Highway Crews Power Through Potholes

 Highway workers on Monday repair a portion of Makamah Road in Fort Salonga which heaved this winter.

Highway workers on Monday repair a portion of Makamah Road in Fort Salonga which heaved this winter.

One pothole at a time, highway crews are patching up the winter-battered roads of Huntington.

Superintendent of Highways Peter Gunther said Monday that already, crews have patched nearly 3,000 potholes. They’re filling fast, too – between Saturday and Monday, Gunther estimated they had filled about 800 potholes. Workers they’re going through 4-8 tons of asphalt a day per hot box; prime paving season winds up largely by June, and then it’s spot repairs from there, Gunther said.

Potholes aren’t the only problem crews face, he said.
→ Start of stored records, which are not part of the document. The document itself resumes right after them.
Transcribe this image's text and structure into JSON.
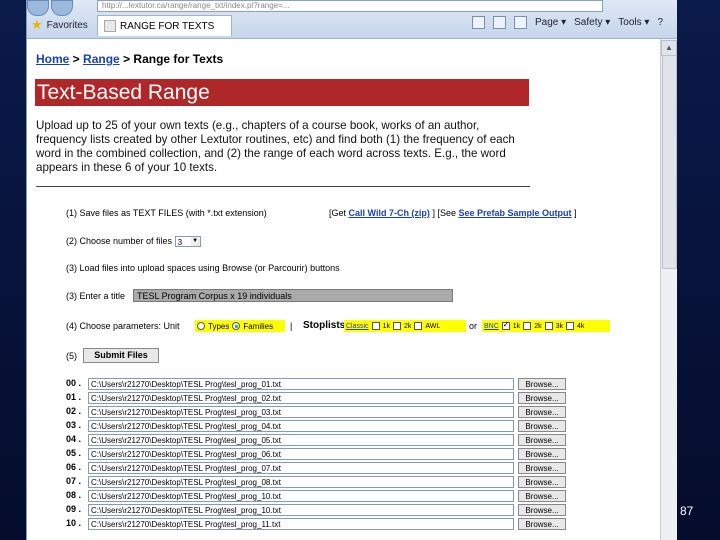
{
  "browser": {
    "address": "http://...lextutor.ca/range/range_txt/index.pl?range=...",
    "favorites_label": "Favorites",
    "tab_title": "RANGE FOR TEXTS",
    "command_items": [
      "Page ▾",
      "Safety ▾",
      "Tools ▾",
      "?"
    ]
  },
  "breadcrumb": {
    "home": "Home",
    "sep1": " > ",
    "range": "Range",
    "sep2": " > ",
    "current": "Range for Texts"
  },
  "page_title": "Text-Based Range",
  "description": "Upload up to 25 of your own texts (e.g., chapters of a course book, works of an author, frequency lists created by other Lextutor routines, etc) and find both (1) the frequency of each word in the combined collection, and (2) the range of each word across texts. E.g., the word appears in these 6 of your 10 texts.",
  "step1": {
    "text": "(1) Save files as TEXT FILES (with *.txt extension)",
    "get_prefix": "[Get ",
    "get_link": "Call Wild 7-Ch (zip)",
    "mid": " ]   [See ",
    "see_link": "See Prefab Sample Output",
    "suffix": " ]"
  },
  "step2": {
    "text": "(2) Choose number of files",
    "value": "3"
  },
  "step3": {
    "text": "(3) Load files into upload spaces using Browse (or Parcourir) buttons"
  },
  "step4": {
    "text": "(3) Enter a title",
    "title_value": "TESL Program Corpus x 19 individuals"
  },
  "step5": {
    "text": "(4) Choose parameters: Unit",
    "unit_types": "Types",
    "unit_families": "Families",
    "sep": "|",
    "stoplists_label": "Stoplists",
    "classic": "Classic",
    "classic_opts": [
      "1k",
      "2k",
      "AWL"
    ],
    "or": "or",
    "bnc": "BNC",
    "bnc_opts": [
      "1k",
      "2k",
      "3k",
      "4k"
    ]
  },
  "step6": {
    "text": "(5)",
    "submit": "Submit Files"
  },
  "files": [
    {
      "num": "00 .",
      "path": "C:\\Users\\r21270\\Desktop\\TESL Prog\\tesl_prog_01.txt"
    },
    {
      "num": "01 .",
      "path": "C:\\Users\\r21270\\Desktop\\TESL Prog\\tesl_prog_02.txt"
    },
    {
      "num": "02 .",
      "path": "C:\\Users\\r21270\\Desktop\\TESL Prog\\tesl_prog_03.txt"
    },
    {
      "num": "03 .",
      "path": "C:\\Users\\r21270\\Desktop\\TESL Prog\\tesl_prog_04.txt"
    },
    {
      "num": "04 .",
      "path": "C:\\Users\\r21270\\Desktop\\TESL Prog\\tesl_prog_05.txt"
    },
    {
      "num": "05 .",
      "path": "C:\\Users\\r21270\\Desktop\\TESL Prog\\tesl_prog_06.txt"
    },
    {
      "num": "06 .",
      "path": "C:\\Users\\r21270\\Desktop\\TESL Prog\\tesl_prog_07.txt"
    },
    {
      "num": "07 .",
      "path": "C:\\Users\\r21270\\Desktop\\TESL Prog\\tesl_prog_08.txt"
    },
    {
      "num": "08 .",
      "path": "C:\\Users\\r21270\\Desktop\\TESL Prog\\tesl_prog_10.txt"
    },
    {
      "num": "09 .",
      "path": "C:\\Users\\r21270\\Desktop\\TESL Prog\\tesl_prog_10.txt"
    },
    {
      "num": "10 .",
      "path": "C:\\Users\\r21270\\Desktop\\TESL Prog\\tesl_prog_11.txt"
    }
  ],
  "browse_label": "Browse...",
  "slide_number": "87",
  "colors": {
    "title_bg": "#b0272a",
    "link": "#1a3fb0",
    "highlight": "#ffff00"
  }
}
The other major headache is a phenomenon known as “road heaving.”

“What happens is that water gets in [the concrete],” he said. “It freezes, it thaws, and it lifts the whole area.”

The result is large portions of asphalt breaking apart in large chunks, Gunther said. The problem with road heaving, he added, is that it can’t be properly repaired if any frost remains in the ground, meaning some of the heaved roads can’t be fixed until several weeks of warm weather have passed.
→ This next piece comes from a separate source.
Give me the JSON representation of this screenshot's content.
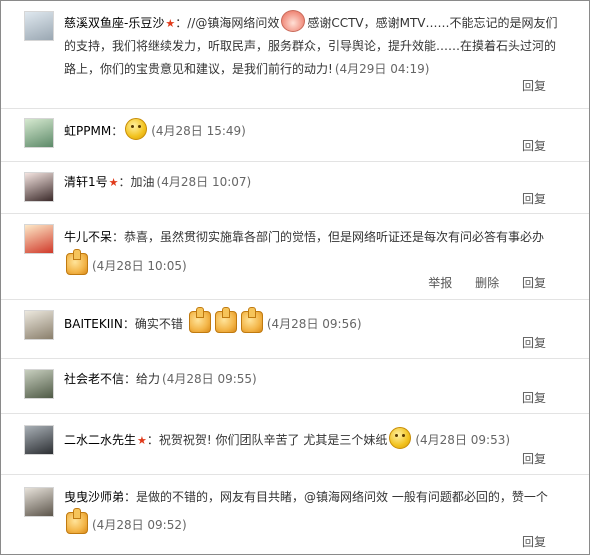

The first two winters of Gunther’s administration, which took them helm after he was elected in November 2013 – have been marked by extreme winter weather, and the pothole burden has been fairly consistent. However, the road heaving has been a new headache.

“The biggest part is the heaving of the partial roads – that’s the biggest problem,” Gunther said.

Long-term repair plans are being mapped out – Gunther and highway engineer Bianca Drescher are leading the effort, which will begin with all general foreman being called in on March 23 for a general meeting. Using a matrix, they will survey the areas they oversee and catalog potholes, partial paving and full re-paving needs.

A week later, on March 30, construction coordinators will take the lists the foremen submitted and revise the lists following site visits. With that information, jobs are prioritized and long-term paving begins toward the end of April. Last year, Gunther estimated the town had filled 10,000-11,000 by mid-April.

In the meantime, residents using Huntington @ Your Service, the town-powered constituent feedback system, is a critical tool in tracking down short-term needs and addressing them, Gunther said.

“It’s instantaneous,” he said. “Someone reports it – it’s filled.”

While some potholes may fall on state or county roads, if they go unrepaired long enough, Gunther said he’ll send one of his crews to take care of it. He doesn’t mean to step on any toes, but when faced with weighing public safety against protocol, Gunther said he’d rather ask for forgiveness than permission.

“Look – they’re not going to yell at me for filing a pothole,” he said. “It’s a safety issue for the residents… whatever I can do to serve the residents.”

See This? Do This

How to report a pothole


The Huntington @ Your Service program is a handy way to report any array of problems one might face in Huntington Township, but as a winter’s worth of snow melts, its pothole reporting feature might be the most useful.

You’ll first have to visit huntingtonny.gov/at-your-service and create an account. Then, to report potholes:



Visit huntingtonny.gov/at-your-service and click on the “highway” tab. Then, click the option to “report a pothole.” Follow the commands, which will pinpoint exactly where the problem is for town workers and determine how you’ll be alerted of progress on the pothole you reported.



Visit huntingtonny.gov/at-your-service on your phone, then follow the link to either download the Huntington @ Your Service app for Android or iPhone. Users can enable location detection to make it even easier to precisely report pothole issues.